I’m feeling a little enthusiastic today—that feeling when you’re on to something so utterly fantastic that you want to draft anybody within ten feet of you to do it, too.
You know: the diet, the podcast, that time when you got all wound up about composting.
You have got to make a Donegal Tweed blanket using a log cabin blanket pattern and sequence knitting.
During the holidays, I had one of the most delightful knitting experiences of my checkered career as a knitter.
My basic dream for this blanket appears over at Fringe Association, “Log Cabin Make-along: Meet the Panel!”
Today I’ll share some of the nuts and bolts of blanketry that have been so much fun these (incredibly cold Nashville) days.
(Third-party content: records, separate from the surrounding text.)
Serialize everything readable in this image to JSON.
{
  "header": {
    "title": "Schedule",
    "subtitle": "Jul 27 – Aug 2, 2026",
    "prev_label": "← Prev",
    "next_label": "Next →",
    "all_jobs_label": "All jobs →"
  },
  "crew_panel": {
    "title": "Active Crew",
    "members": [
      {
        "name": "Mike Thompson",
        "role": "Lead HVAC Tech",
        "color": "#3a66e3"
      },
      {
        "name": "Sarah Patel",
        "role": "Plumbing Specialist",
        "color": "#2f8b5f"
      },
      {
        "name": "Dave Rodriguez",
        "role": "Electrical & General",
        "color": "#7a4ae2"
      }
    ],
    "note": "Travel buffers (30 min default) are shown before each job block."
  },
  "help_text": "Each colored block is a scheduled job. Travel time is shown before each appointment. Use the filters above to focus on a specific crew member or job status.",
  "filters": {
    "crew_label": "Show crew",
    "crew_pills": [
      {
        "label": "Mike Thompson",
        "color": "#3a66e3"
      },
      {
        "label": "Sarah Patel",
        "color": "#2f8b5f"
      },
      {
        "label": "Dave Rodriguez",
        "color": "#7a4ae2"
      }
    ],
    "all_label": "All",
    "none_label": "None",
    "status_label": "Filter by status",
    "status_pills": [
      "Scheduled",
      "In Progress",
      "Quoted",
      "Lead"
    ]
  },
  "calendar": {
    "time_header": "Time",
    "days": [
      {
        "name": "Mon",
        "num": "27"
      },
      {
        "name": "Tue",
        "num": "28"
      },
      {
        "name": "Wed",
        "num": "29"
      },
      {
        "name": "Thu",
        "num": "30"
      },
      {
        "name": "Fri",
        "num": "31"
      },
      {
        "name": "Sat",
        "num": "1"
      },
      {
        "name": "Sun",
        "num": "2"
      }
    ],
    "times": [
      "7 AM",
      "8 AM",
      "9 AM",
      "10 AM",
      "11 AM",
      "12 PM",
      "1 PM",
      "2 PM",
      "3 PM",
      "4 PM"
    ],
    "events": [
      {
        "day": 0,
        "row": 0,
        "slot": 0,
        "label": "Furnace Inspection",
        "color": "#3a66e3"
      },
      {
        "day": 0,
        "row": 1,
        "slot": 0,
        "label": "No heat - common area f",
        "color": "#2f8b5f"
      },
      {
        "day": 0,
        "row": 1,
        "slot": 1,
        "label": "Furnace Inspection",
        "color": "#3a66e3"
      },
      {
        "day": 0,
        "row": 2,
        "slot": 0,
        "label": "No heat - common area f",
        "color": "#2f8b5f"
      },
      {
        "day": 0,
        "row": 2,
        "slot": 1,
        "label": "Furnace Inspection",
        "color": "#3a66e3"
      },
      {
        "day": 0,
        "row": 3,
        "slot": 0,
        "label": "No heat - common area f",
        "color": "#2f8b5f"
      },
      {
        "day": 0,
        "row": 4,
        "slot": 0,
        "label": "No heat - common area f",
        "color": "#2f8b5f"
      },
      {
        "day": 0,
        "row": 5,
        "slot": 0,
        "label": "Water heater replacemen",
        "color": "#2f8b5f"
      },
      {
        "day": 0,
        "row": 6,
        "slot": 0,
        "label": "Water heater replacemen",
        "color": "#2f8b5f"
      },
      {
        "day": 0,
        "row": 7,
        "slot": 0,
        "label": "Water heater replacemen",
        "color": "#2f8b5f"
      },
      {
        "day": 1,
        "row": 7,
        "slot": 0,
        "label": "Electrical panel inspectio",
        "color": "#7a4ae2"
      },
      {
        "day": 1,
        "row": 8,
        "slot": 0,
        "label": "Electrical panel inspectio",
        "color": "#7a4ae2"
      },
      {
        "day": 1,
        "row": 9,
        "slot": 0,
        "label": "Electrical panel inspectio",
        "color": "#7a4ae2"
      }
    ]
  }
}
This is all news you can use when scheming up your own log cabin blanket.
Draw a Sketch.
Maybe you’ve got your blanket idea all set in your brilliant, vast mind. I mean, I thought I did. It was only when I made my schematic that I realized I had a significant problem.
See where it says 105″? That’s 8.75 feet. That’s more blanket that most people need.
Sketch Number 1: The top squares are GINORMOUS.
Sketch Number 2: The top squares are NOW 15″ x 15″, not 20″ x 20″.
The proportions have changed, but so has the likelihood that I will ever finish this thing.
This is frankly optional. Some of the greatest log cabin blankets are completely improvised—you keep knitting until you have a blanket. The yarn appears when necessary (often after a refueling trip to the yarn store).
But I was curious to know how much yarn I’d need for this blanket.
Basic exercise: knit a square, weigh it, and multiply that weight by the approximate number of squares you’re making. Divide that total by the weight of one skein of yarn. The result is the number of skeins you’ll need.
After knitting a strip and weighing it, I concluded that a skein of Tahki Donegal Tweed yields about 10 5″ squares. Because the entire blanket is based on increments of 5″ squares, I can get at least a ballpark idea of how much yarn I’ll need.
For an 18-strip blanket, I’ll need 22+ 100g, 185-yard skeins. Probably more, given the way the colors break. Will I end up making the biggest squares? Do I have the stamina?
Wet splice your ends.
Game changer. Blanketophobes whinge on about all the ends that a log cabin blanket generates.
I say phooey.
When you change colors, just wet splice the yarns. If you’re working with non-superwash pure wool (like this Donegal Tweed I’m using), or alpaca, you can eliminate virtually all ends by wet splicing (or spit splicing, which just sounds gross but there it is).
In this blanket, I stop seven stitches from the end of a square and break my yarn, leaving a tail about five inches long. Then I splice the new color to this tail and knit to the end of the row. Voila: the new color emerges at just about the right moment. With no ends to fool with later.
Can you tell where the wet splices are? No? It’s a dream come true.
Block your strips.
Sequences create all sorts of fabrics—flat, pleated, accordion, bumply, zigzaggy, ribbed.
You will notice that some squares do not knit up to be square. Not even remotely square. It’s the ribbed and accordion sequences that pull in the most.
Before blocking. YIKES!
After blocking. AHHHH.
I knitted these wonky strips with great confidence, because we had learned during the process of making Field Guide No. 5 that the mighty redemptive power of blocking transforms these crumpled squares into flat squares. When we sent Cecelia Campochiaro photos of our Corrugated Wrap sample, concerned about the pulled-in sections, she replied that it looked fantastic.
Here’s what I’ve got:
These strips aren’t in the right order, but at least you can see the colors. The top strip is unblocked. (I guess that’s obvious.)
Not sure what I can do to convey the limitless joy of thinking up sequences except to say: there is limitless joy to be had here. MDK Field Guide No. 5: Sequences explains exactly how Cecelia Campochiaro figured out cool ways to get get all these textures without really trying.
The width of the square affects what the sequence does. Knit 5, purl 4 looks different when made at 20 stitches wide, or 40, or 60. It is the coolest thing.
So great to see all the projects showing up on Instragram #fringeandfriendslogalong.